Although other courts of appeals have uniformly concluded that a lawyer's failure to carry out a client's instruction to appeal is ineffective assistance, the picture in this court is cloudy. We held in United States ex rel. Thomas v. O'Leary, 856 F.2d 1011 (7th Cir. 1988), that a defendant whose lawyer failed to file a brief on appeal need not establish prejudice from this omission — which the first circuit read in Bonneau as equivalent to a conclusion that failure to appeal is per se ineffective. 961 F.2d at 23. So a panel of this court assumed in Mosley when remanding so that the district judge could decide whether the defendant instructed the lawyer to appeal, without asking the district judge to inquire into prejudice. But the panel in Belford v. United States, 975 F.2d 310, 315 (7th Cir. 1992), made the opposite assumption, citing Strickland for a prejudice requirement without discussing Thomas. Accord, Van Russell v. United States, 976 F.2d 323, 326-27 (7th Cir. 1992). Tellingly, Belford and Van Russell did not cite Penson or the portion of Cronic recognizing that a lawyer's abandonment of his client is ineffective per se. We doubt that the parties brought these cases to the panels' attention. To relieve the tension in our decisions, we now disavow the language of Belford and Van Russell requiring a defendant to establish prejudice from failure to appeal. A defendant is entitled on direct appeal to legal aid in demonstrating that the district judge committed an error, and he need not make a preliminary showing of "prejudice" tantamount to presenting the appeal without legal assistance.

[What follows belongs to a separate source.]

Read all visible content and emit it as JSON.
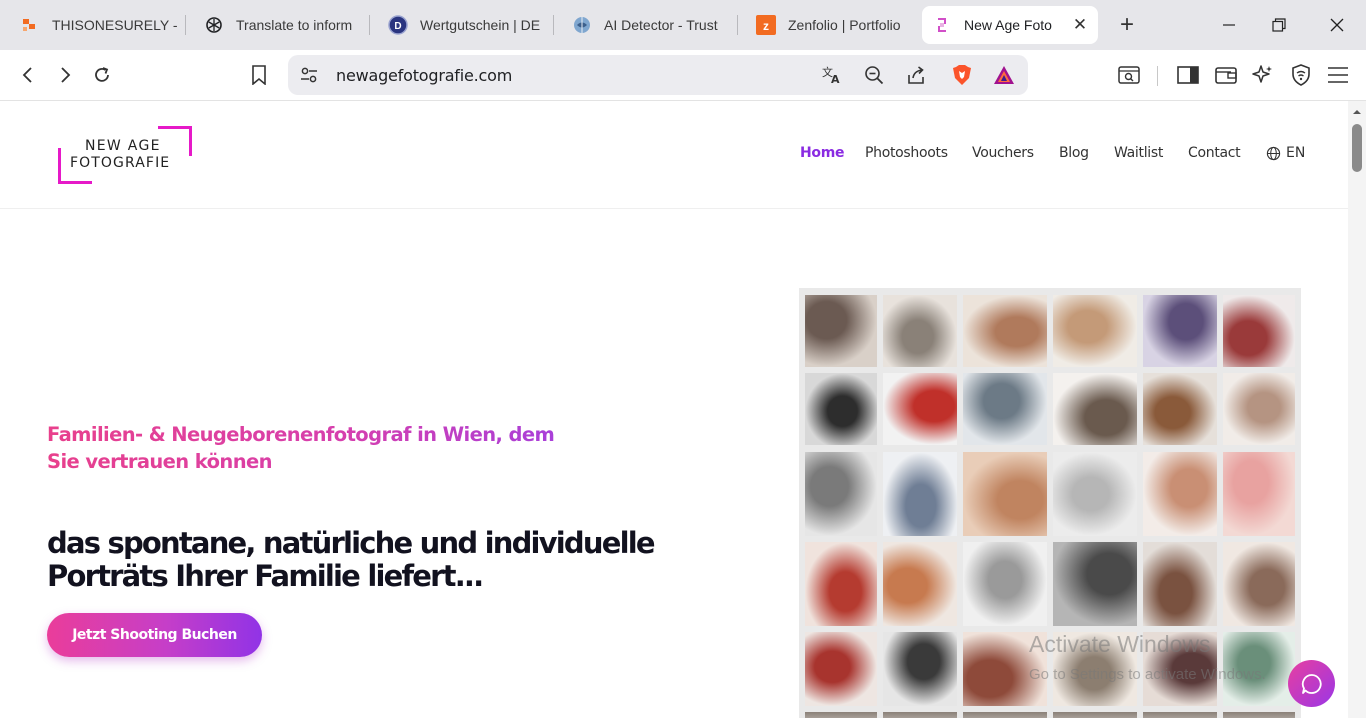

This opinion was circulated before release to all judges in active service. See Circuit Rule 40(f). No judge favored a hearing en banc.
Because the district judges in these cases concluded that Castellanos and Streete lacked good prospects on direct appeal, they did not decide whether the defendants actually instructed their lawyers to take appeals. We vacate the judgments of the district court and remand so that the courts may determine whether Castellanos and Streete timely told their lawyers that they wanted appellate review. If the answer is yes, then the court should enter an order providing the appropriate relief for the ineffective assistance: the defendant receives the right to an appellate proceeding, as if on direct appeal, with the assistance of counsel. Page v. United States, 884 F.2d 300 (7th Cir. 1987).
VACATED AND REMANDED.